The rapid changes in our world create challenges and opportunities that are exciting, yet can be difficult to wrap our arms around as citizens, leaders, philanthropists, and fundraising professionals. A poignant example of rapid change in the field of philanthropy is the advent of #GivingTuesday over the past few years.
The Lake Institute on Faith and Giving at the Lilly Family School of Philanthropy hosted the founder of #GivingTuesday and Executive Director of the 92nd Street Y, Henry Timms, in Indianapolis in mid-October. Timms shared his wisdom, his inspiration, and perspective on the changing marketplace with members and guests of the Indiana Chapter of Association of Fundraising Professionals (AFP) during his visit.
Launched in 2012, #GivingTuesday can be a great way for organizations to raise awareness and reach current and prospective donors. #GivingTuesday is a designated day—the Tuesday following Thanksgiving in the United States—centered on bringing charities, families, businesses, community centers, and students around the world together for one common purpose: to celebrate generosity and to give.
In his conversation with AFP, Timms shared about the transition in all facets of society between “old power” and “new power.” Old power, he explained, is held by few and is leader-driven—a more closed system. It is a long-term structure, focused on affiliation, loyalty, and institutionalism.
New power is current, made by many, peer-driven, and open. It includes radical transparency, do-it-yourself “maker” culture, short-term conditional affiliation, and more overall input.
One model is not better than the other—in fact, a hybrid approach to these systems can achieve the best results. Yet, as younger generations age, he suggested that the new power model will become more standard, as people will feel they have a right to participate and engage.
This continual shift will ultimately move individuals from being donors to owners—and will require organizations to adapt.
#GivingTuesday is a consumer-focused model which is self-directed and inspired. Within three years of its launch, in 2014, it engaged donors from at least 68 countries, more than 27,000 charities, and created 15.4 billion impressions. From 2013 to 2014, there was a 40% growth in overall participation, a 63% growth in online giving, and a 101% growth in mobile giving. #GivingTuesday is clearly meeting a demand—one that incorporates new power strategies.
What can we learn from the growth of #GivingTuesday? How might professional fundraisers and nonprofit organizations utilize this well? Following are a few of my takeaways:

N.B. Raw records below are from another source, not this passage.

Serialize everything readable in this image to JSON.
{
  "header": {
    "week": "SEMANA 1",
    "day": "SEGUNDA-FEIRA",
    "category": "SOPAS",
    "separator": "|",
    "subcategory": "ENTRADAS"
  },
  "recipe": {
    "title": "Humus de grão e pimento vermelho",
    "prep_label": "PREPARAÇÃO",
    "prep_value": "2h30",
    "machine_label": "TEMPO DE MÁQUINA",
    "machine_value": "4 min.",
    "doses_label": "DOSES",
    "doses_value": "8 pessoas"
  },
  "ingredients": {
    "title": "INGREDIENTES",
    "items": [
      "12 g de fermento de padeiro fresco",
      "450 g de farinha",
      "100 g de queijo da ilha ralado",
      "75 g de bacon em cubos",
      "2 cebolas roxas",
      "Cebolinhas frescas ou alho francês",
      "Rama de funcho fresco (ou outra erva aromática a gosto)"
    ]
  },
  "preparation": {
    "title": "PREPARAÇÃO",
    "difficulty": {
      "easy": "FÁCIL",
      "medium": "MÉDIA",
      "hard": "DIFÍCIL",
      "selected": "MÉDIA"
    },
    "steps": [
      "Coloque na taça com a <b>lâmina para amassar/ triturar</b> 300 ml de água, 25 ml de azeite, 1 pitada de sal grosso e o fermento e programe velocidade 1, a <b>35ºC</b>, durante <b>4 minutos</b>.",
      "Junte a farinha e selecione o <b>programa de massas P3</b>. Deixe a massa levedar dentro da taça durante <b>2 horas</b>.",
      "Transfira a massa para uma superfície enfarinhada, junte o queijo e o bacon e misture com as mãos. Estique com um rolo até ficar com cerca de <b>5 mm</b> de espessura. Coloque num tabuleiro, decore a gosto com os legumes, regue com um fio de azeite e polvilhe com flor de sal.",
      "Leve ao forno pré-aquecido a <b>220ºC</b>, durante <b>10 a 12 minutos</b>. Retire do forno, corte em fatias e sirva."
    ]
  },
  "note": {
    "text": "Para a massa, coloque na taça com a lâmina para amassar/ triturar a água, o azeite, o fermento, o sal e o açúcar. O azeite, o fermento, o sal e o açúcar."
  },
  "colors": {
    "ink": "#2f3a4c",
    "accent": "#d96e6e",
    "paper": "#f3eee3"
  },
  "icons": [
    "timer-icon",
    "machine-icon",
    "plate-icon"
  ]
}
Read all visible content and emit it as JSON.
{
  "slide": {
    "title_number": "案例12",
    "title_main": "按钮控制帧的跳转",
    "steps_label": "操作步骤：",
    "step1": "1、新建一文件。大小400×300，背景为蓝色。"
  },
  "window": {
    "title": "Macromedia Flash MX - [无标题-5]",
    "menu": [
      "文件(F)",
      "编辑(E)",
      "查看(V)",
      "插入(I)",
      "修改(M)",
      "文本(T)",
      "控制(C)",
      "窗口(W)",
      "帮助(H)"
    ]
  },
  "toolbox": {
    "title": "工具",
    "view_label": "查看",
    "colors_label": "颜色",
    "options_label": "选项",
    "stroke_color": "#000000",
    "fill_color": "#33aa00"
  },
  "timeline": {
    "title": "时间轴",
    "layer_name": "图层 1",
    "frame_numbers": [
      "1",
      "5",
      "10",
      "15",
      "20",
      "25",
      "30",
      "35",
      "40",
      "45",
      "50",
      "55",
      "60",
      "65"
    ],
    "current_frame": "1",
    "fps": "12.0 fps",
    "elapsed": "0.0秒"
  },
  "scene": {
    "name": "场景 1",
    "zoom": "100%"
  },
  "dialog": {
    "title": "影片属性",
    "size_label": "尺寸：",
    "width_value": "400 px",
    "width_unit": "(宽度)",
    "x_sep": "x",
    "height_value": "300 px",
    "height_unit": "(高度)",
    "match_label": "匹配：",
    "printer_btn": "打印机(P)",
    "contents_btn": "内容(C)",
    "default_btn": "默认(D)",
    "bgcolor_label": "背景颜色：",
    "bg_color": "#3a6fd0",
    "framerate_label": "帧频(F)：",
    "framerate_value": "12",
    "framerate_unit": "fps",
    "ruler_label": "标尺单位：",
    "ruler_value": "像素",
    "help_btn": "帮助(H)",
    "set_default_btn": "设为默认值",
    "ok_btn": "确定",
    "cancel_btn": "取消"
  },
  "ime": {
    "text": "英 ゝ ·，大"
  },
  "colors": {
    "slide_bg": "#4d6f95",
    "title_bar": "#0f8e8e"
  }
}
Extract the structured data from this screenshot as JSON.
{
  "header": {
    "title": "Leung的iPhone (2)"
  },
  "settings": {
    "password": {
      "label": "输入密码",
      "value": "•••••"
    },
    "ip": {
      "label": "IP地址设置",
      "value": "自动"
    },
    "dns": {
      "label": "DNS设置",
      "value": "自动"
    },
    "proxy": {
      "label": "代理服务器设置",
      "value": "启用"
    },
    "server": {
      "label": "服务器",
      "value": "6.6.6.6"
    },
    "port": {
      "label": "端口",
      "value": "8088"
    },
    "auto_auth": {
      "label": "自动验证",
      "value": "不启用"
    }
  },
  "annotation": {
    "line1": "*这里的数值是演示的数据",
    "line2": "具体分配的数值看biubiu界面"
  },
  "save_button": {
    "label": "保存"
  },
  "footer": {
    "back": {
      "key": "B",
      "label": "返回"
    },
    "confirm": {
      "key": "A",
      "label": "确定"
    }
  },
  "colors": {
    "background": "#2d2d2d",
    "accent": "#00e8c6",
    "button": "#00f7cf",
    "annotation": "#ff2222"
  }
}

What would you add to this list? If your organization has participated in #GivingTuesday or another day of giving, or plans to do so for the first time, I encourage you to share your ideas, tips, and successes in the comments section of this post.
Other resources on engaging donors in new ways: